Finally, we need to handle the start and end of the program. Starting the program is simple enough: we get all the stacks set up appropriately (via token creation and manually placing counters); place, copy, and edit the text of all the support cards (the Dralnu's Crusades, Engineered Plagues, etc.); float a huge amount of mana; ensure nobody has any cards remaining in hand apart from the cards needed to fulfil the rest of these steps; destroy all irrelevant permanents (e.g. with a combination of Oblivion Stone and Armageddon); exile all cards from graveyards that have any abilities that have an effect from there (if any were used to set the gamestate up), e.g. via Tormod's Crypt; and finally "manually" pop stack 1 via simultaneously reducing the toughness of all the creatures in it (and no other creatures) by 3, with the last remaining card in the any of the players' hands, and spending all the resulting mana. Although it is awkward to get such a specifically targeted toughness reduction, we can use damage instead (a creature which has taken 3 damage acts identically to a creature whose toughness is 3 lower for the purposes of this construction); there are many cards that can accomplish this (such as the classic Fireball, given enough mana).
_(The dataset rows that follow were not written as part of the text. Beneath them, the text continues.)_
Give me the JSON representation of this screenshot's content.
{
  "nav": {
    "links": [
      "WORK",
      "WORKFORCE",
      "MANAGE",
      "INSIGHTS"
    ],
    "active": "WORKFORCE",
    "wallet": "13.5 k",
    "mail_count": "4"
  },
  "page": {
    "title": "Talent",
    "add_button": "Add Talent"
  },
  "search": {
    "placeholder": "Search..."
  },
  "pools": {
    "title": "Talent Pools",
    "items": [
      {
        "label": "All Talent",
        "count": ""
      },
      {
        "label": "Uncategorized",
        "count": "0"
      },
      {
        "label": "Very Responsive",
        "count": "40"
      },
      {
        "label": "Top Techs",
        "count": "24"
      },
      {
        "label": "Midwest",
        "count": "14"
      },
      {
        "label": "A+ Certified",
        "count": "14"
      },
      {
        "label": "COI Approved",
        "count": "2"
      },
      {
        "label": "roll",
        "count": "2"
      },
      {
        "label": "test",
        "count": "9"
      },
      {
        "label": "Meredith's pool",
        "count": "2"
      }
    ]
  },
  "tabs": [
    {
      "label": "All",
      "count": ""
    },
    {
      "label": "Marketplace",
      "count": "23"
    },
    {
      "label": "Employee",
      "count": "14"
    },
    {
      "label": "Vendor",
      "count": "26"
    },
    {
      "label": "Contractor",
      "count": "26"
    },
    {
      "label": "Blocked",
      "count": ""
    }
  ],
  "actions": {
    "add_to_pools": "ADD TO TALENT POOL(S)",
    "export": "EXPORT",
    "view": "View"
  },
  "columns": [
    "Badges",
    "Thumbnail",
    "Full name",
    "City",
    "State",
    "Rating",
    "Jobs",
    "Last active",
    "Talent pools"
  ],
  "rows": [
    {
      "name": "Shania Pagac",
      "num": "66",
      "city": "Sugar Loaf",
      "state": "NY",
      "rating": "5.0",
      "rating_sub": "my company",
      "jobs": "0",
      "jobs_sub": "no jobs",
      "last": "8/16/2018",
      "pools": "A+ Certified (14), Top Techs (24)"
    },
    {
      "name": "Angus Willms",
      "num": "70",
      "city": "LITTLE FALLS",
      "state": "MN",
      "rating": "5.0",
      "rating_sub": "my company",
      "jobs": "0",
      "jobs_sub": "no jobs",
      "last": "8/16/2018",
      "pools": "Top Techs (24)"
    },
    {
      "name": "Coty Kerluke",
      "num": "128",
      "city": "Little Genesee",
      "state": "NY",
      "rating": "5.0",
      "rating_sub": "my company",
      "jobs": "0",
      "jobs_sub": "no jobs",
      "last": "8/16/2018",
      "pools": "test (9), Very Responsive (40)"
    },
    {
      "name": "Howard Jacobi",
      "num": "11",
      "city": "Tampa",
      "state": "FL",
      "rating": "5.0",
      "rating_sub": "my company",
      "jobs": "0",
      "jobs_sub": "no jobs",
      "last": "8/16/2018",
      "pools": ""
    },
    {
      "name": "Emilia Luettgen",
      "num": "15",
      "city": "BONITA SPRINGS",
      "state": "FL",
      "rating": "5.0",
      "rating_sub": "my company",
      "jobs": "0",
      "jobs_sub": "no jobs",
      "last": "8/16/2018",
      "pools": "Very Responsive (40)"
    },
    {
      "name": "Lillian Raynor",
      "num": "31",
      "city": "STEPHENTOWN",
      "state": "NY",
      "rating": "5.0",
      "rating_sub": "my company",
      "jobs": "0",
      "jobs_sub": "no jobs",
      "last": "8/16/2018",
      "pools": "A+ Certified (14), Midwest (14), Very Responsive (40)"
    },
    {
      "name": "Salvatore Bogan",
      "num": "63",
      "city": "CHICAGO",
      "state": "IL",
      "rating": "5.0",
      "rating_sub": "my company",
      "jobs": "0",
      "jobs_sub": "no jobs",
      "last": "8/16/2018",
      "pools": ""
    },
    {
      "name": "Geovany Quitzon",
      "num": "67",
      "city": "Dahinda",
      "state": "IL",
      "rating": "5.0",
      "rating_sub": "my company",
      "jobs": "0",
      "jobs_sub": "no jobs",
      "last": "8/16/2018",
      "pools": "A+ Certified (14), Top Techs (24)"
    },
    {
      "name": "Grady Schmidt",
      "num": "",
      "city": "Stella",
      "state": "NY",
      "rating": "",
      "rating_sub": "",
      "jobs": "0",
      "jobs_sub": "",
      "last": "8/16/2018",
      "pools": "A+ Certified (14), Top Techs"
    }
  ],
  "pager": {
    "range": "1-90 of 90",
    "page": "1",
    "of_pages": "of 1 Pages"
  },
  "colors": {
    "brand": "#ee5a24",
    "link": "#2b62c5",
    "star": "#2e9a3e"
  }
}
For ending the program, we need to implement halt rules, in addition to the implementations of push/pop rules given above; that is, implement "whenever a creature type dies, a specific player loses the game". This can be accomplished using Vengeful Dead, the same way as in Alex Churchill's construction, which directly kills a player on 1 life (and is protected from Noxious Ghouls using Blades of Velis Vel, as with the other creatures that exist only for their triggered ability), and it is simple enough to arrange for the players to be on 1 life in advance. One interesting extra possibility to note is that who wins the game depends on the controller of the Vengeful Dead, which otherwise doesn't matter, and thus different "halt" rules in the program can cause different players to win.
Taken together, all this constitutes a proof that there are Magic gamestates for which the eventual outcome of the game (win, lose, or draw) depends on an arbitrary computable unsolved problem. In fact, because the players have no further decisions once the machinery of the abilities has been set in motion (and with no cards in hand nor relevant abilities they can activate), the players can simply announce that they are passing priority until the end of the turn (explicitly permitted by the Magic tournament rules), at which point the game immediately ends, but it may require solving an arbitrarily difficult problem in order to determine which of these events actually happened; although the rules oblige players to attempt to break up infinite loops, this restriction does not exist when the players have no opportunity to do so.